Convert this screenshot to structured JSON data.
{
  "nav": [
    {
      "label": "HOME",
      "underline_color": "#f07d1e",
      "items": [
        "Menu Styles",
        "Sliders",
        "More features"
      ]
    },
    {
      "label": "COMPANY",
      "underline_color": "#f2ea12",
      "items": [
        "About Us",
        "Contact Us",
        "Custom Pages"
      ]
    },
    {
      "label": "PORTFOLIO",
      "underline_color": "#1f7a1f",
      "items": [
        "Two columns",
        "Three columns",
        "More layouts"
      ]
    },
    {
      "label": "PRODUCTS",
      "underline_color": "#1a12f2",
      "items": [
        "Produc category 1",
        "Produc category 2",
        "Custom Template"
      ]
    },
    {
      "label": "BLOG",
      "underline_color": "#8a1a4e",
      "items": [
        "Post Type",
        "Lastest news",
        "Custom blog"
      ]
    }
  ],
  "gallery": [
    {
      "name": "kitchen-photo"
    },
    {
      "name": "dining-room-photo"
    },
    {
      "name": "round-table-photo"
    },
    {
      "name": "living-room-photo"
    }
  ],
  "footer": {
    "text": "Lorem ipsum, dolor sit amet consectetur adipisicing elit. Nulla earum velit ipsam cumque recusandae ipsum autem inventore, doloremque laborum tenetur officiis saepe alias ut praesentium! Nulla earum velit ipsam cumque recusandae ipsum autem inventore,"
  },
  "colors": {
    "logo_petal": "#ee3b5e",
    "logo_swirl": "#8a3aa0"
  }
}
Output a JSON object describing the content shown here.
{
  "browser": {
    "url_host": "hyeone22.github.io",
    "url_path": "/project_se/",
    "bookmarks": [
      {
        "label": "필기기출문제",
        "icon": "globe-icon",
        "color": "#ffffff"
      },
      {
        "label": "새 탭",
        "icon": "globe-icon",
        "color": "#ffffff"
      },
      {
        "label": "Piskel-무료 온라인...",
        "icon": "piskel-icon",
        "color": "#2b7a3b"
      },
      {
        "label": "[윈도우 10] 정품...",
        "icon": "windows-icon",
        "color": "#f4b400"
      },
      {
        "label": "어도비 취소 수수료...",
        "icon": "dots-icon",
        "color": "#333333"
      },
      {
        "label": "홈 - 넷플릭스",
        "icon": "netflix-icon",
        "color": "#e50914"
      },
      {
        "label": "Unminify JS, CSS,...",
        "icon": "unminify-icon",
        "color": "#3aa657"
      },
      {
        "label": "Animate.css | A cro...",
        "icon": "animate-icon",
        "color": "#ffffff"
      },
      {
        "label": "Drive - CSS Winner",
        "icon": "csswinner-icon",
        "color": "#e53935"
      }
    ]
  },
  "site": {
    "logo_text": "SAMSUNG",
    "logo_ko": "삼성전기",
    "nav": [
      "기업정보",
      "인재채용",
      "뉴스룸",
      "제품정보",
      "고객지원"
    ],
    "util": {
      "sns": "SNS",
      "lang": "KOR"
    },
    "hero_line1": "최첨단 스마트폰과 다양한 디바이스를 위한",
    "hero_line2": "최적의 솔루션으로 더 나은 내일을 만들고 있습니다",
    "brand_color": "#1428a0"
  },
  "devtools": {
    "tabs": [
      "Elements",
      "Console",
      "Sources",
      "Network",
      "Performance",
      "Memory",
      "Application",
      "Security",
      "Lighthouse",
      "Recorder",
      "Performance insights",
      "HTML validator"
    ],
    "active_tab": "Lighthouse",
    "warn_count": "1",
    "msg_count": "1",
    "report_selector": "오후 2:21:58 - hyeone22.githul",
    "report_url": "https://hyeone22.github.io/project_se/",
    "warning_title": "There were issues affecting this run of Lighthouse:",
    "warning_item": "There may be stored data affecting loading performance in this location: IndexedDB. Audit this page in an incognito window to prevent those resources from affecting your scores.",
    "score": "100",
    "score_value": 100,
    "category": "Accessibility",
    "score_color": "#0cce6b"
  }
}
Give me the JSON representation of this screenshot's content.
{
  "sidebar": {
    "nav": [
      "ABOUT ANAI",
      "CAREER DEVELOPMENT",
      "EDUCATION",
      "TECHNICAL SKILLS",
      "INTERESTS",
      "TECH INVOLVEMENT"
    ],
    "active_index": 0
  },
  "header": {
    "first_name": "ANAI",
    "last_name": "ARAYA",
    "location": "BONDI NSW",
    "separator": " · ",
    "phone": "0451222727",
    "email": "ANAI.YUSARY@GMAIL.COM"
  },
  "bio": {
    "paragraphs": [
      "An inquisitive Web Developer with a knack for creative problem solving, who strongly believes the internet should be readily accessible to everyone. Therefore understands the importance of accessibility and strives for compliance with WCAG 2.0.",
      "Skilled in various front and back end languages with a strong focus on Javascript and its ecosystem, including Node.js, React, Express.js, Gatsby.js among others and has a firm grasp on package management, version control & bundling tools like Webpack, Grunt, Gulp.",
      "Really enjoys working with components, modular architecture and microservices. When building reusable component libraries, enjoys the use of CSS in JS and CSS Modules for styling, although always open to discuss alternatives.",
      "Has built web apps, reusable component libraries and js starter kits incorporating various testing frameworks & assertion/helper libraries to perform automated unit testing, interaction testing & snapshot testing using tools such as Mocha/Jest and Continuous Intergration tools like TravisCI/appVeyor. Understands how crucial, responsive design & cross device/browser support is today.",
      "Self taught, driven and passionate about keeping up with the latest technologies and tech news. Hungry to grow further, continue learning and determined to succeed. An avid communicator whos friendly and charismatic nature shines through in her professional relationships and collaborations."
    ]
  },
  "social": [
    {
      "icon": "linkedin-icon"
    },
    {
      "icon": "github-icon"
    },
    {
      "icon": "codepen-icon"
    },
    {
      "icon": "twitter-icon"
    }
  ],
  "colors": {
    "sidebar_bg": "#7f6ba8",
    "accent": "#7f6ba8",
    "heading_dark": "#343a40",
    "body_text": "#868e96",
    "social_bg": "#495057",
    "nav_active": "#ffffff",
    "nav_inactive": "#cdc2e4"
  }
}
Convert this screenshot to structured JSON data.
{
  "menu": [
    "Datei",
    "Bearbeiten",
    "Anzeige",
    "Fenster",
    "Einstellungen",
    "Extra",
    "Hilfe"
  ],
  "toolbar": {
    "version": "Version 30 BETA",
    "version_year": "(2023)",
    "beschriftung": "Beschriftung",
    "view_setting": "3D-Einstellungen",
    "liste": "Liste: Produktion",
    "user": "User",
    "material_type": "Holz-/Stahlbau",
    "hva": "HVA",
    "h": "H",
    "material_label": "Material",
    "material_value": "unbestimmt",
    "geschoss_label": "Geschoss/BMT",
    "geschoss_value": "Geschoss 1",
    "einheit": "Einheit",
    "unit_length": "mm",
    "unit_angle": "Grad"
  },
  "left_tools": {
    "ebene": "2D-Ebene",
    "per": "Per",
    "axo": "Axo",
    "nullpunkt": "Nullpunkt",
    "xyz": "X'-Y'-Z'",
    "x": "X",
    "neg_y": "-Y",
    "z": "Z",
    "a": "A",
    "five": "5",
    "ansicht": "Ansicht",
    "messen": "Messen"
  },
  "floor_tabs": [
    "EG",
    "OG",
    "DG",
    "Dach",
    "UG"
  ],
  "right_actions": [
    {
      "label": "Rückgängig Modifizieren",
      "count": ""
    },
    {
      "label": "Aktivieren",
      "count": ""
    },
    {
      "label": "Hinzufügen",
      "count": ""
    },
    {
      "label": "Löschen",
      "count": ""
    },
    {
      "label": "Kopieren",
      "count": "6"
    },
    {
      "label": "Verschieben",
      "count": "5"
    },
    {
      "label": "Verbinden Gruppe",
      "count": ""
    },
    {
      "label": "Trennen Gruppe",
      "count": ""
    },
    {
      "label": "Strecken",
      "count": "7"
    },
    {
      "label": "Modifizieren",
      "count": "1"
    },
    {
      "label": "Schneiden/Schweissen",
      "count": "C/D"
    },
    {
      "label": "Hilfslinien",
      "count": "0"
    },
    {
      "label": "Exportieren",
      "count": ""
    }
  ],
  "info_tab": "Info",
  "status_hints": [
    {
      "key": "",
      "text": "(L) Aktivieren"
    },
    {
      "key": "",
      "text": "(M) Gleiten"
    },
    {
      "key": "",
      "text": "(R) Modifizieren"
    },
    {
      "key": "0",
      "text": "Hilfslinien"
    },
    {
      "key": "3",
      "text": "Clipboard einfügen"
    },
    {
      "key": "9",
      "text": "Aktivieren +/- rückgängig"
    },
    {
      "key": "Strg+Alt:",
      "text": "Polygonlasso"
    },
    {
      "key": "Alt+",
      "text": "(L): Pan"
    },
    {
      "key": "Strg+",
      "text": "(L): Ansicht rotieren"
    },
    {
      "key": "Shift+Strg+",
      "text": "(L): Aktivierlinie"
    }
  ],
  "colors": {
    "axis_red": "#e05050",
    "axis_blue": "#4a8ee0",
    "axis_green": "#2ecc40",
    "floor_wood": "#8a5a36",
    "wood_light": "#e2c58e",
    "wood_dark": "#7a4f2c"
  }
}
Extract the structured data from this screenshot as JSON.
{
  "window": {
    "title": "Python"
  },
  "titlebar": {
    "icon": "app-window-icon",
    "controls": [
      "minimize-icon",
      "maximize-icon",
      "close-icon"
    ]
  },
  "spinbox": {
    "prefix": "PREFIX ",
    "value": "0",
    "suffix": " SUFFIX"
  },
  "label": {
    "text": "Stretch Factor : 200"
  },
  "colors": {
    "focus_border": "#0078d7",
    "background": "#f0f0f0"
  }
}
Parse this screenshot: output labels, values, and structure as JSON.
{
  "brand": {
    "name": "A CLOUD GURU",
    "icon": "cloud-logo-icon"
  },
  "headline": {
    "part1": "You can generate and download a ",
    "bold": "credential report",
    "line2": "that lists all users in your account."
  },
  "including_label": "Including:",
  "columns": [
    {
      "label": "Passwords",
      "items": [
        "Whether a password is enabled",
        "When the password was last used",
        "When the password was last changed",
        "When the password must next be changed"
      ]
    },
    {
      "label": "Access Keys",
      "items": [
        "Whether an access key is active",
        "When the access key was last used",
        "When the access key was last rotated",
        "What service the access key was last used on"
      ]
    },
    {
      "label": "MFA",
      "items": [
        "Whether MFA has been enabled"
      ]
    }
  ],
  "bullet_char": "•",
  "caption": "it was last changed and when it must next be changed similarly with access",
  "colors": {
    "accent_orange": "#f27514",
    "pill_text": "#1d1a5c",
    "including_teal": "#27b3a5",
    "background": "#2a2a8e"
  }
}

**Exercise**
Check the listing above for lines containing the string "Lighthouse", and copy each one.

**Response area**
      "Lighthouse",
    "active_tab": "Lighthouse",
    "warning_title": "There were issues affecting this run of Lighthouse:",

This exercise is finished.